Hollywood has been slow to rebound following last year’s writers and actors strikes. Television production fell 16.2% in the first quarter of 2024 compared with a year earlier and local on-location filming fell 7.7%, according to a new report from FilmLA.

What You Need To Know

  • Television production in LA fell 16.2% in the first quarter of 2024 compared with the same period in 2023

  • Local on-location filming dropped 7.7%

  • Following the writers and actors strikes last year, productions didn't begin picking up until March

  • Feature film productions were the only area that saw an increase

“Since the first week of January, people have called FilmLA to say, ‘I am still looking for work. The phone isn’t ringing.
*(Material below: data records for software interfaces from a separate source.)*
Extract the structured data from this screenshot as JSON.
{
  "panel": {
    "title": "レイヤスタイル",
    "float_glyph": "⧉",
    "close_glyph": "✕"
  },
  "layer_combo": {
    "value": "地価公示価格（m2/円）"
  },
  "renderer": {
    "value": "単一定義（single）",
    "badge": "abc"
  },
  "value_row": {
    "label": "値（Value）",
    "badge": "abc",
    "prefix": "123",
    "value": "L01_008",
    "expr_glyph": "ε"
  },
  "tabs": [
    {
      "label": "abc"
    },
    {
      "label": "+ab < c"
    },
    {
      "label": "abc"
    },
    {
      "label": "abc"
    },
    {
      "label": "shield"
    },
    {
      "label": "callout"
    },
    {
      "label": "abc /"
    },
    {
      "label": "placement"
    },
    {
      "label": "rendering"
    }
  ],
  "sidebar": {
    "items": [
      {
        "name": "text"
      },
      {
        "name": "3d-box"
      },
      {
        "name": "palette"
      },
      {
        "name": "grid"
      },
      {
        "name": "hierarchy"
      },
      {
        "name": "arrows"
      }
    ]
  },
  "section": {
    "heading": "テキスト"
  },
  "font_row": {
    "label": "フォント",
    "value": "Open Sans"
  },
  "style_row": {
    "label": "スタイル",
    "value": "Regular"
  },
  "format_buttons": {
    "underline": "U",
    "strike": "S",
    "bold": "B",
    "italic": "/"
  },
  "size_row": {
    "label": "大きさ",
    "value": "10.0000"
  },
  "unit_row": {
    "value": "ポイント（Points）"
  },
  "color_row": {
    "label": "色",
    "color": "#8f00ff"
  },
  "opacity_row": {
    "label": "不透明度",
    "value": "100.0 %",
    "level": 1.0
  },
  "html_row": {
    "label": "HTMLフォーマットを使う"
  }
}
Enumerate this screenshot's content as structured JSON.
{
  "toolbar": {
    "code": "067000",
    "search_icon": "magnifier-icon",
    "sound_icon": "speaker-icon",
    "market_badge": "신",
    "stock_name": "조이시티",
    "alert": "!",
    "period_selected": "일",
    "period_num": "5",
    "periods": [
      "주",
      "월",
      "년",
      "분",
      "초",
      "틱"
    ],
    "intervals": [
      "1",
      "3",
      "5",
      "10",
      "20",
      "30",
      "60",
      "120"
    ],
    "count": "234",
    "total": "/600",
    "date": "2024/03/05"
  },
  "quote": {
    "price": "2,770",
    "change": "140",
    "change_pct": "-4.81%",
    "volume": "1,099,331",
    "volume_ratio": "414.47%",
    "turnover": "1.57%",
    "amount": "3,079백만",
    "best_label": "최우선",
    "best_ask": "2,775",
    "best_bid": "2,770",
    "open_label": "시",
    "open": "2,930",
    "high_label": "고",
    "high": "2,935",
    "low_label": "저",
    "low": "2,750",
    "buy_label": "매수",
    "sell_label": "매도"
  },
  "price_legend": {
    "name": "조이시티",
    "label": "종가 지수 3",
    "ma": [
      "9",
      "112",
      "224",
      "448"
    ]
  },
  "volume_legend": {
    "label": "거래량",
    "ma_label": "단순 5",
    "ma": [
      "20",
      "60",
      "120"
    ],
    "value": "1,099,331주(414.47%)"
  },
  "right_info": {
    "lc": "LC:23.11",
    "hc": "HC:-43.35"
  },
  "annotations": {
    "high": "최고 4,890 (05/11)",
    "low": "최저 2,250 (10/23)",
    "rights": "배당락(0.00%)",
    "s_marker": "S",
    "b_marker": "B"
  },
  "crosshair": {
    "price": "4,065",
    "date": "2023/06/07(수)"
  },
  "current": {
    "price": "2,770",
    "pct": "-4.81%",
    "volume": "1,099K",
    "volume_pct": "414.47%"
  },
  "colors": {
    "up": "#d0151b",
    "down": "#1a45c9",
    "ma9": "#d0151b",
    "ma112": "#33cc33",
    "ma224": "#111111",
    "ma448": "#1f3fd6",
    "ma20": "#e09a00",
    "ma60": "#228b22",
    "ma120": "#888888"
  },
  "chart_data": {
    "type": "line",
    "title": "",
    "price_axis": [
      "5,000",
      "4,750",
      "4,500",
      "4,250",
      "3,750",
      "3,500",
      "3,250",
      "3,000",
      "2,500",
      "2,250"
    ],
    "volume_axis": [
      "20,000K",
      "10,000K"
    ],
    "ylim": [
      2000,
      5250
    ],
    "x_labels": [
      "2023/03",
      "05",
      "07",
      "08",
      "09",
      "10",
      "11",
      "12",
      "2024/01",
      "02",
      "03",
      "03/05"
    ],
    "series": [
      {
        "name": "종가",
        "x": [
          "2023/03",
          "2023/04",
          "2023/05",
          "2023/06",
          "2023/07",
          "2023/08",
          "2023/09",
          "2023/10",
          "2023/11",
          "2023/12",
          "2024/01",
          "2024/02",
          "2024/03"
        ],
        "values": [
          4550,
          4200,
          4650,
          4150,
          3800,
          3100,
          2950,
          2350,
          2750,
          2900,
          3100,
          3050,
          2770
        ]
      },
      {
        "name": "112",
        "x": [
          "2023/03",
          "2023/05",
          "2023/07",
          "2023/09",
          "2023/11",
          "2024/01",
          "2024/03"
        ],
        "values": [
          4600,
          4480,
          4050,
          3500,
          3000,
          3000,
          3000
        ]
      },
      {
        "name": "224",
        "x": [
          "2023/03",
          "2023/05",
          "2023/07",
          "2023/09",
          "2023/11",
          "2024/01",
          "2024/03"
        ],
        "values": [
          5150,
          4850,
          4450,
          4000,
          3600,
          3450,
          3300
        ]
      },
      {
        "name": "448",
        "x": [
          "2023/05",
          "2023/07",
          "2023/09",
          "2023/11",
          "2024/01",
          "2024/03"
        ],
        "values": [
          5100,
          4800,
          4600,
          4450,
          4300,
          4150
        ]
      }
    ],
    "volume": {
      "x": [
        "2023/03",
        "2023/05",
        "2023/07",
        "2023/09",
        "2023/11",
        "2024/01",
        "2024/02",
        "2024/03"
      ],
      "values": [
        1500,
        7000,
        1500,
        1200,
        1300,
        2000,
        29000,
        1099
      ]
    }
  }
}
Is the industry back?’’ FilmLA President Paul Audley said in a statement. “Unfortunately, production is still slow, and things are not as they were."

Members of the Writers Guild of America struck the major Hollywood studios May 2 through Sept. 27 last year, overlapping with members of the Screen Actors Guild, who struck July 14 through Nov. 9 to demand higher residual payments from streaming services and protections over the use of artificial intelligence.

While both groups struck significant deals with the major Hollywood studios to increase pay and secure AI protections, the industry’s highly anticipated return to production at the start of 2024 took eight to ten weeks to materialize, the report found.

“Many who weathered months without access to work and income had hoped filming would return quickly after the holidays,” Audley said. “Production didn’t really stabilize until March.”

FilmLA found fewer cast and crew jobs associated with film permits for the first three months of 2024 compared with the same months in 2023. Compared with last year, January saw the largest drop off in jobs (-30.6%), followed by February (-5.1%) and March (-0.4%).

Television productions saw the steepest declines as studios canceled series and productions left the city, led by reality TV (-18.6%) and TV drama (-5.5%). Commercials filmed for television and web also fell (-9.6%).

Feature film productions were a rare bright spot, increasing 6.6% in the first quarter compared with a year earlier.

Last December, a study from the Otis College of Art and Design found the LA entertainment industry lost 17% of its workers during the writers and actors strikes.

While actors and writers saw the most rapid declines in job losses while the unions were striking, camera operators, editors and sound and lighting technicians were also severely affected, the study found.

Even before 160,000 members of SAG-AFTRA and 11,500 members of the Writers Guild of America went on strike, entertainment industry employment was shrinking. After peaking in May 2016, entertainment employment has fallen by 26%, according to the Otis report.